You see it there in a Lankes woodcut and as you look you know the whole story of that poor farmer's wife. You know about her hopes, her disappointments. There is her whole story told in these few sticks awkwardly nailed up there. She herself doesn't appear. You never see her. In spite of yourself you look, your heart filled with anxiety. You do so want the last young tree to live, to bear fruit for that woman.
Lankes gets at you in this way. He is always getting at you. He is a man deeply concerned with life really, but it is his way to get at it through things. He feels always the reflected life in things, in barns, sheds back of barns, in little houses in which poor people live. He is always asserting something. "Look," he says. "Look again. Don't you see it?" He is telling you about something. "It is human life," he says. "Life is here in these inanimate things people have touched.
"Because this old fence, this gate, this old house here, this store to which people come to trade, this cart behind the barn, because these things have been touched by human hands, because they have become a part of this strange muddle we call life, they have become sacred things. See the significance, the beauty in them."
If you cannot see, if what Lankes is always telling you you cannot see, if life escapes you, it isn't the fault of this man. He at least is doing his part.
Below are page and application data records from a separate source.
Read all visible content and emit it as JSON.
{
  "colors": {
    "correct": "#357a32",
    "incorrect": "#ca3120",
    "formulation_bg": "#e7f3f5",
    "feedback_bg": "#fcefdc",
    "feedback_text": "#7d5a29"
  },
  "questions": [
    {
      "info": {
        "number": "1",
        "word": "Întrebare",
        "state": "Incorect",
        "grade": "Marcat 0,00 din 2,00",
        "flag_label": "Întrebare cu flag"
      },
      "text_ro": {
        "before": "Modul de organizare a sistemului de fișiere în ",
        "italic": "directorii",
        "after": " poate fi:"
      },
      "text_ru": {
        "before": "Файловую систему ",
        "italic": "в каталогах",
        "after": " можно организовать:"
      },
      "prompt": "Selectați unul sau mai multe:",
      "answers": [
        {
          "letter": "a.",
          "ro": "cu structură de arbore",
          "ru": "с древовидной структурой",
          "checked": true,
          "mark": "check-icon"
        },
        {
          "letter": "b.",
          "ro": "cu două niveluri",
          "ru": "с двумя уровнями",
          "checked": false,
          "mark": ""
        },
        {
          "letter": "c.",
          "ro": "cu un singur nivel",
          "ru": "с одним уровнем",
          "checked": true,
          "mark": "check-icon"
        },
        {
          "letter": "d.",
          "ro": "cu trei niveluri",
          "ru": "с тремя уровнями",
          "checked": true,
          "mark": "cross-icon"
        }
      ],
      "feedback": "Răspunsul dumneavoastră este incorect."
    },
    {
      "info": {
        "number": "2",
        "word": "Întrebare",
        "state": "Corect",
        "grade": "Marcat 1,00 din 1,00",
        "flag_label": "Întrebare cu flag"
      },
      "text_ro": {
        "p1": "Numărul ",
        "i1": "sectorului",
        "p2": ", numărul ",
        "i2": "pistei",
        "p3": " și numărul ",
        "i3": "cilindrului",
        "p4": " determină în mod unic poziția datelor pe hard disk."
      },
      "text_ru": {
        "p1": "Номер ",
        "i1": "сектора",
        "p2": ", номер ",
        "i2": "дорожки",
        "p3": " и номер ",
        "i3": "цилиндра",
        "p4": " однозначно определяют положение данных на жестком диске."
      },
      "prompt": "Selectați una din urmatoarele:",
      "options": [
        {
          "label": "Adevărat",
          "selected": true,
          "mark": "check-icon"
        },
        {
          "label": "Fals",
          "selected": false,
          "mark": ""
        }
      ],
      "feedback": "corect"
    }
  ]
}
He is reasserting the life and the beauty buried away in things, is always reasserting it in every woodcut he makes.
It is his determination, his assertion and reassertion, as well as the beauty of his work that, it seems to me, makes Lankes, the Virginia woodcut man, one of the very significant living artists of our day.
Why, he is content not to be in the grand tone. He is a modest, a humble man. He isn't loud. There he is, always at work. In a time of low spiritual vitality he is constantly at it, asserting and reasserting in his work the beauty and wonder of everyday life.